In 1292, Canterbury Cathedral installed a 'great horloge'
Over the next 30 years there are brief mentions of clocks at a number of ecclesiastical institutions in England, Italy, and France
In 1322, a new clock was installed in Norwich, an expensive replacement for an earlier clock installed in 1273
This had a large (2 metre) astronomical dial with automata and bells
The costs of the installation included the full-time employment of two clockkeepers for two years.
Early astronomical clocks
Richard of Wallingford pointing to a clock, his gift to St Albans Abbey
Besides the Chinese astronomical clock of Su Song in 1088 mentioned above, in Europe there were the clocks constructed by Richard of Wallingford in St Albans by 1336, and by Giovanni de Dondi in Padua from 1348 to 1364
They no longer exist, but detailed descriptions of their design and construction survive, and modern reproductions have been made
They illustrate how quickly the theory of the mechanical clock had been translated into practical constructions, and also that one of the many impulses to their development had been the desire of astronomers to investigate celestial phenomena.
Wallingford's clock had a large astrolabe-type dial, showing the sun, the moon's age, phase, and node, a star map, and possibly the planets
In addition, it had a wheel of fortune and an indicator of the state of the tide at London Bridge
Bells rang every hour, the number of strokes indicating the time.
Dondi's clock was a seven-sided construction, 1 metre high, with dials showing the time of day, including minutes, the motions of all the known planets, an automatic calendar of fixed and movable feasts, and an eclipse prediction hand rotating once every 18 years.
It is not known how accurate or reliable these clocks would have been
They were probably adjusted manually every day to compensate for errors caused by wear and imprecise manufacture.
Water clocks are sometimes still used today, and can be examined in places such as ancient castles and museums.
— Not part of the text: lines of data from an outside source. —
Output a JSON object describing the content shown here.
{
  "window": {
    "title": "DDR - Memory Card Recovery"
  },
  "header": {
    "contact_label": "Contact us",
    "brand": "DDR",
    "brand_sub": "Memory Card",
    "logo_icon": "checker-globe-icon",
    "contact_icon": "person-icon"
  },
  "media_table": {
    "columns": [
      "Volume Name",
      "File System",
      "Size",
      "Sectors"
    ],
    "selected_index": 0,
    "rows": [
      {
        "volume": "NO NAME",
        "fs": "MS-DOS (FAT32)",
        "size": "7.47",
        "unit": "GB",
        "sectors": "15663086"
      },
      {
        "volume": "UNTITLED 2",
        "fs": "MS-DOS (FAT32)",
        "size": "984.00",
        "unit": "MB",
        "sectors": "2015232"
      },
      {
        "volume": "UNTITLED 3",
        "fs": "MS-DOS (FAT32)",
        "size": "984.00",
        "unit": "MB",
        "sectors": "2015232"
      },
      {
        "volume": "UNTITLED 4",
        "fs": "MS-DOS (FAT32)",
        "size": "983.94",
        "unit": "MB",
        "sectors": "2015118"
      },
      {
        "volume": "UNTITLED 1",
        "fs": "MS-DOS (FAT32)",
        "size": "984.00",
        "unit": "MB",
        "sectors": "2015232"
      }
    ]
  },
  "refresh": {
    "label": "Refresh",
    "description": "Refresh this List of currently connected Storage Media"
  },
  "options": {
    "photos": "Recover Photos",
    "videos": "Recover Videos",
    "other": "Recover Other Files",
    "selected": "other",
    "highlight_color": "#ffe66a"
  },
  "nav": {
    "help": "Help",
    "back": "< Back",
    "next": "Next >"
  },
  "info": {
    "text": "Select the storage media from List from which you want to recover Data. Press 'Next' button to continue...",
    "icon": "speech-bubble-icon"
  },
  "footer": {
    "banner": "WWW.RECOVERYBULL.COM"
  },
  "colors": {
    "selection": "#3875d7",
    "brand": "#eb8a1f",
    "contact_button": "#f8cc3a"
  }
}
The Salisbury Cathedral clock, built in 1386, is considered to be the world's oldest surviving mechanical clock that strikes the hours.
Clockmakers developed their art in various ways